DATA SECTION ->

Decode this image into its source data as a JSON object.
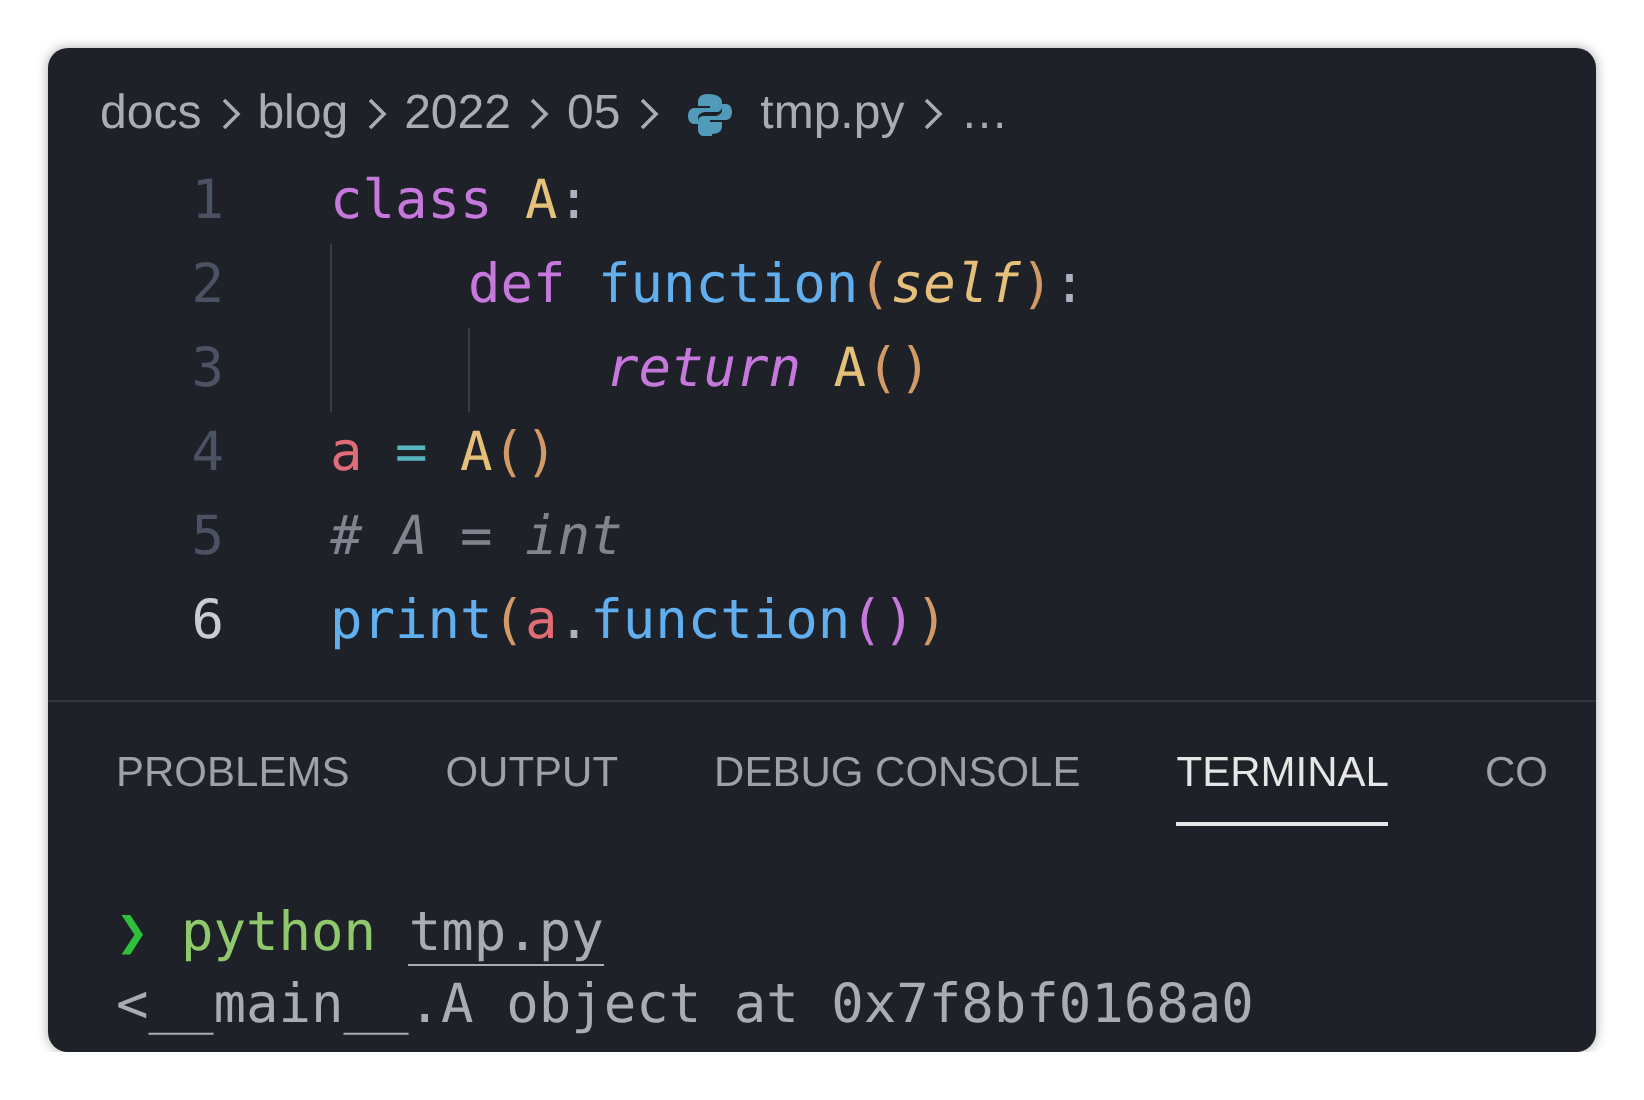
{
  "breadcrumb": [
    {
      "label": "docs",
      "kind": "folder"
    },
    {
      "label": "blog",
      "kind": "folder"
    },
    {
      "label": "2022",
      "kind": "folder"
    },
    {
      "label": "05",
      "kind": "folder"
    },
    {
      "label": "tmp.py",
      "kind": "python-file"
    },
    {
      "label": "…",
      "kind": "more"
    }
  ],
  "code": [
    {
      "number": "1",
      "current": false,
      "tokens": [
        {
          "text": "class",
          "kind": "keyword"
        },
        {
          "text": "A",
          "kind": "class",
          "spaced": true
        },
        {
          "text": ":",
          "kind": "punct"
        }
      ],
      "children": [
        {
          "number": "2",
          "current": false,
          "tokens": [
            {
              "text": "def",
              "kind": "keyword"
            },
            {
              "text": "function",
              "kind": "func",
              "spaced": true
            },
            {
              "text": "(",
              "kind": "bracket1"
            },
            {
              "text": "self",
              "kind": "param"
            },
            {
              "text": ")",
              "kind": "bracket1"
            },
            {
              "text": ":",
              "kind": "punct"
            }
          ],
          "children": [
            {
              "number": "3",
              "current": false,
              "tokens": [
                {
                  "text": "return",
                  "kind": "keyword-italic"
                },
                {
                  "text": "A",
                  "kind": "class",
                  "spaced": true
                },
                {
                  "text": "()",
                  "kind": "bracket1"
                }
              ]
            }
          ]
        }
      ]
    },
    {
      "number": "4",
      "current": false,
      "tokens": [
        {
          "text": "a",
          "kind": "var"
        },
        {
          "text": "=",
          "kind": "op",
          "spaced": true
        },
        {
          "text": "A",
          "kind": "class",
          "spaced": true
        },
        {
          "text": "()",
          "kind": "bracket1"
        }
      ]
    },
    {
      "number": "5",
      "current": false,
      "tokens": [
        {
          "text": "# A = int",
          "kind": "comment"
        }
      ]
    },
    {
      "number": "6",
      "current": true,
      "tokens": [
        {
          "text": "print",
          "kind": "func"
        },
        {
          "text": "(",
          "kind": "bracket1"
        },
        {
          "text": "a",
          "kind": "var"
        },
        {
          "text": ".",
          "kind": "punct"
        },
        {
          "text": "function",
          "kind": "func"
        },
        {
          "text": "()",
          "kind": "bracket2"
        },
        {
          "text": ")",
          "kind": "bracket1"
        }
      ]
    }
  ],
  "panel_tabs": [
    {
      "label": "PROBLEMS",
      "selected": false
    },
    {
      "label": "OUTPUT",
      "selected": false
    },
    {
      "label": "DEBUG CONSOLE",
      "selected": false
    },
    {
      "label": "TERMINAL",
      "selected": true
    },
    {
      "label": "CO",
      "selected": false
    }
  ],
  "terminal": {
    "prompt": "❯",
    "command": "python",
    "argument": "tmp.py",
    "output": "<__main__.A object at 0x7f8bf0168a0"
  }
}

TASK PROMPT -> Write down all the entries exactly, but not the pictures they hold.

RESPONSE TO THIS TASK ->
Decode this image into its source data as a JSON object.
{
  "breadcrumb": [
    {
      "label": "docs",
      "kind": "folder"
    },
    {
      "label": "blog",
      "kind": "folder"
    },
    {
      "label": "2022",
      "kind": "folder"
    },
    {
      "label": "05",
      "kind": "folder"
    },
    {
      "label": "tmp.py",
      "kind": "python-file"
    },
    {
      "label": "…",
      "kind": "more"
    }
  ],
  "code": [
    {
      "number": "1",
      "current": false,
      "tokens": [
        {
          "text": "class",
          "kind": "keyword"
        },
        {
          "text": "A",
          "kind": "class",
          "spaced": true
        },
        {
          "text": ":",
          "kind": "punct"
        }
      ],
      "children": [
        {
          "number": "2",
          "current": false,
          "tokens": [
            {
              "text": "def",
              "kind": "keyword"
            },
            {
              "text": "function",
              "kind": "func",
              "spaced": true
            },
            {
              "text": "(",
              "kind": "bracket1"
            },
            {
              "text": "self",
              "kind": "param"
            },
            {
              "text": ")",
              "kind": "bracket1"
            },
            {
              "text": ":",
              "kind": "punct"
            }
          ],
          "children": [
            {
              "number": "3",
              "current": false,
              "tokens": [
                {
                  "text": "return",
                  "kind": "keyword-italic"
                },
                {
                  "text": "A",
                  "kind": "class",
                  "spaced": true
                },
                {
                  "text": "()",
                  "kind": "bracket1"
                }
              ]
            }
          ]
        }
      ]
    },
    {
      "number": "4",
      "current": false,
      "tokens": [
        {
          "text": "a",
          "kind": "var"
        },
        {
          "text": "=",
          "kind": "op",
          "spaced": true
        },
        {
          "text": "A",
          "kind": "class",
          "spaced": true
        },
        {
          "text": "()",
          "kind": "bracket1"
        }
      ]
    },
    {
      "number": "5",
      "current": false,
      "tokens": [
        {
          "text": "# A = int",
          "kind": "comment"
        }
      ]
    },
    {
      "number": "6",
      "current": true,
      "tokens": [
        {
          "text": "print",
          "kind": "func"
        },
        {
          "text": "(",
          "kind": "bracket1"
        },
        {
          "text": "a",
          "kind": "var"
        },
        {
          "text": ".",
          "kind": "punct"
        },
        {
          "text": "function",
          "kind": "func"
        },
        {
          "text": "()",
          "kind": "bracket2"
        },
        {
          "text": ")",
          "kind": "bracket1"
        }
      ]
    }
  ],
  "panel_tabs": [
    {
      "label": "PROBLEMS",
      "selected": false
    },
    {
      "label": "OUTPUT",
      "selected": false
    },
    {
      "label": "DEBUG CONSOLE",
      "selected": false
    },
    {
      "label": "TERMINAL",
      "selected": true
    },
    {
      "label": "CO",
      "selected": false
    }
  ],
  "terminal": {
    "prompt": "❯",
    "command": "python",
    "argument": "tmp.py",
    "output": "<__main__.A object at 0x7f8bf0168a0"
  }
}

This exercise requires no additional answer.